Do you have a young learner who has a gift for seeing the big picture, but may not necessarily comprehend concepts like before and after? Does your older student struggle with basic math facts only to amaze you with an easy grasp of complicated algebraic concepts?
Sometimes our students with learning difficulties, especially the ones who are big picture thinkers, do not grasp linear concepts as easily as others. This may show up as difficulty sequencing. In other words, what comes first, next, last?
This may show up as trouble learning concepts of time. For instance, if your fifth grader, or even second grader, still hasn’t learned the days of the week or the months of the year, you may have more of a global thinker on your hands. Connections in your child’s mind are not necessarily occurring in a straight line. Rather, they are being pulled from every which direction.
Don’t worry.
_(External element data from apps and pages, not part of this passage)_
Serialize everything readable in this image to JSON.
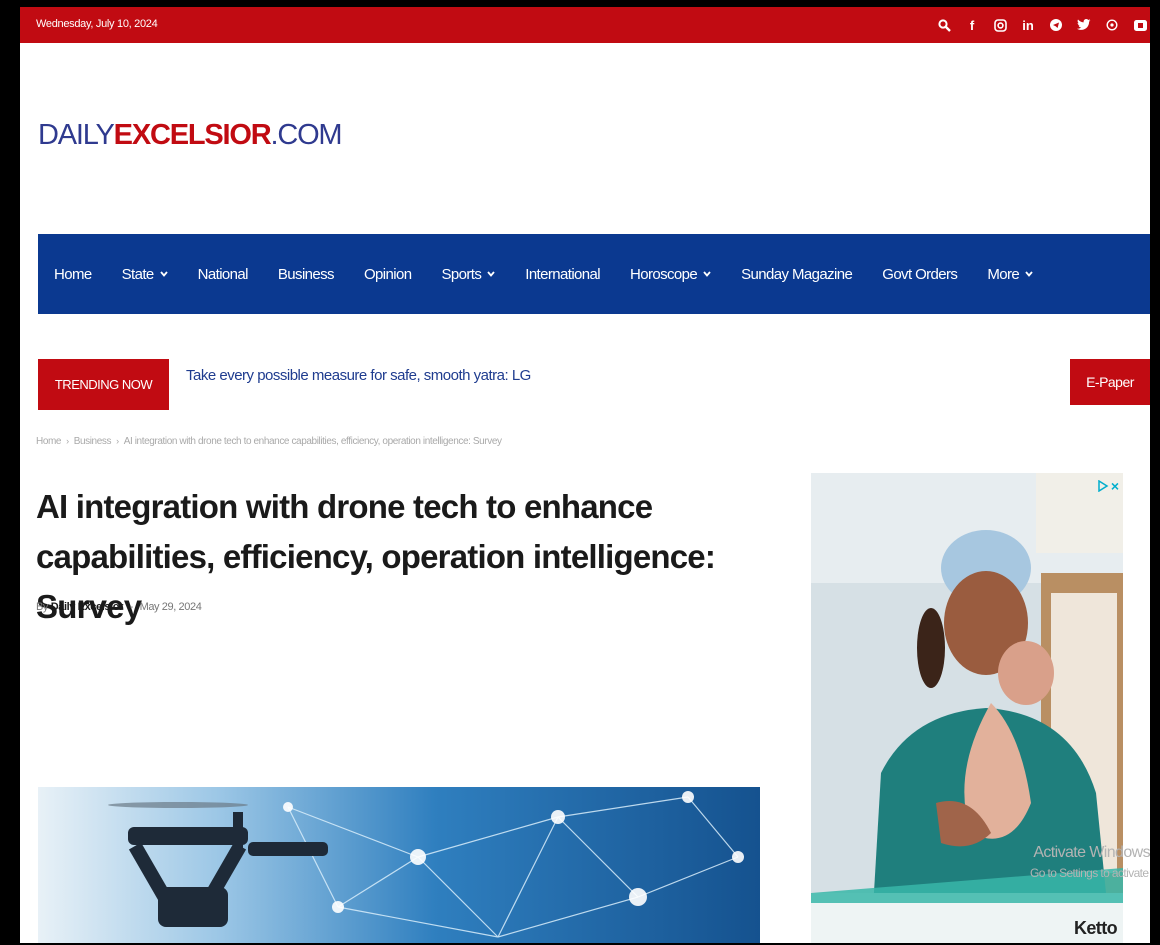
{
  "top_bar": {
    "date": "Wednesday, July 10, 2024",
    "icons": [
      "search-icon",
      "facebook-icon",
      "instagram-icon",
      "linkedin-icon",
      "telegram-icon",
      "twitter-icon",
      "whatsapp-icon",
      "youtube-icon"
    ]
  },
  "logo": {
    "prefix": "DAILY",
    "middle": "EXCELSIOR",
    "suffix": ".COM"
  },
  "nav": {
    "items": [
      {
        "label": "Home",
        "has_dropdown": false
      },
      {
        "label": "State",
        "has_dropdown": true
      },
      {
        "label": "National",
        "has_dropdown": false
      },
      {
        "label": "Business",
        "has_dropdown": false
      },
      {
        "label": "Opinion",
        "has_dropdown": false
      },
      {
        "label": "Sports",
        "has_dropdown": true
      },
      {
        "label": "International",
        "has_dropdown": false
      },
      {
        "label": "Horoscope",
        "has_dropdown": true
      },
      {
        "label": "Sunday Magazine",
        "has_dropdown": false
      },
      {
        "label": "Govt Orders",
        "has_dropdown": false
      },
      {
        "label": "More",
        "has_dropdown": true
      }
    ]
  },
  "trending": {
    "badge": "TRENDING NOW",
    "headline": "Take every possible measure for safe, smooth yatra: LG",
    "epaper": "E-Paper"
  },
  "breadcrumb": {
    "items": [
      "Home",
      "Business",
      "AI integration with drone tech to enhance capabilities, efficiency, operation intelligence: Survey"
    ]
  },
  "article": {
    "title": "AI integration with drone tech to enhance capabilities, efficiency, operation intelligence: Survey",
    "by": "By",
    "author": "Daily Excelsior",
    "dash": "-",
    "date": "May 29, 2024"
  },
  "ad": {
    "brand": "Ketto"
  },
  "watermark": {
    "line1": "Activate Windows",
    "line2": "Go to Settings to activate Windows."
  },
  "colors": {
    "brand_red": "#c10b12",
    "nav_blue": "#0b3990",
    "logo_blue": "#2f3a8f"
  }
}
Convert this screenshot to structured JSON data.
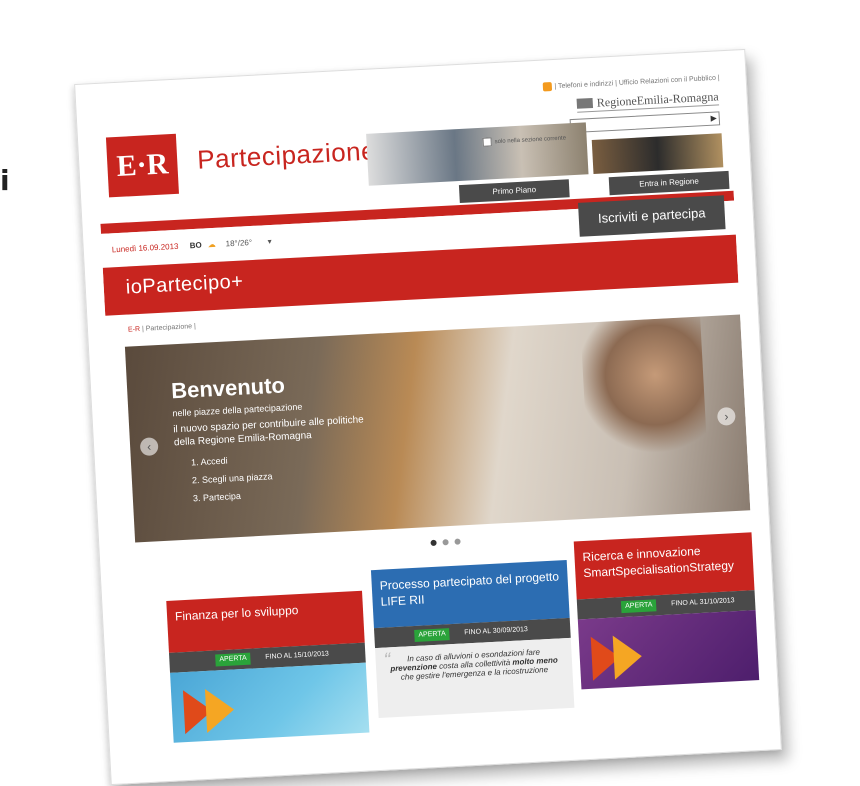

The ability to make such global connections is a true talent, one that pure linear thinkers may envy. These students grow up to become the inventors, the creators, the ones who can merge ideas from all different disciplines in order to solve complicated problems. Unfortunately, expecting our non-linear thinkers to learn concepts the way that most teachers teach can lead to a great deal of frustration.
Sure, we do still want to teach our struggling students how to sequence better, how to connect certain concepts in a straight line. However, we also want to tap into their strengths in order to make learning easier and more enjoyable.
One day I was working with an older student who was really struggling to learn the months of the year. The order of the months just weren’t sticking. She remembered some of the names but couldn’t always remember just how many there were, or why they even mattered in the first place.
I needed something visual, something to anchor not only the months themselves but the idea of the passage of time. So let’s see, we have 12 months of the year. We also have 12 hours in a day. Aha! The clock was the answer. With a few adjustments and additions along the way, The Clock Calendar was born.
The lesson with my student was a success. Not only that, but when my mentor came by and asked if she could steal my idea I knew I was on to something. Well OF COURSE she could steal my idea. Now you can, too.
The Clock Calendar is now available in my Teachers Pay Teachers store. You have a variety of ways to use it.
- Print the color poster as a visual teaching and reinforcement tool.
- Print, color and cut the pieces of the black and white pages for a fun, hands-on craft activity.
- Use it to create an oversized visual display.
- Find more ideas when you visit The Clock Calendar page here.
Note: If you wish to add clock hands to your creation I’ve included some on each of the cut-out pages. To attach the hands, use a single brad. Alternatively you can sew the hands on with a knot using a needle and thread. If you don’t care if the hands can move your child can paste them in place or simply draw them directly onto the clock face. So many options! Choose your favorite.
And if you’re not sure if your child knows the months of the year, just ask! Find out what your child knows today, then find out how quickly that improves after using The Clock Calendar.